REQUIRED WORK: Find the string "Informe" in the records. Copy every line it appears in.

EXTRACTED MATERIAL:
____________________

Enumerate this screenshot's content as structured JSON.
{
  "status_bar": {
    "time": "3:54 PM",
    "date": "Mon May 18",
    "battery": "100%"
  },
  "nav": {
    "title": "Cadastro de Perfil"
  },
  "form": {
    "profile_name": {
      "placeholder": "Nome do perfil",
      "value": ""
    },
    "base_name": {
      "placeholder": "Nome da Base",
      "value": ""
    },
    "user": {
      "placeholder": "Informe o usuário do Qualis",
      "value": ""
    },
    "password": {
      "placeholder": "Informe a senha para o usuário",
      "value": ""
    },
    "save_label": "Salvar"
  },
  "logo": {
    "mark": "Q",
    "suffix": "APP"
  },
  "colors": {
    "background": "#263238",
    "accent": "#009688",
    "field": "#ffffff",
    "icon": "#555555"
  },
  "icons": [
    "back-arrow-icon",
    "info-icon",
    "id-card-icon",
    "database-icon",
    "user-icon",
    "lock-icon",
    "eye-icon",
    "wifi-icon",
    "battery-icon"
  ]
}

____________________

SOLVED PROBLEM:
      "placeholder": "Informe o usuário do Qualis",
      "placeholder": "Informe a senha para o usuário",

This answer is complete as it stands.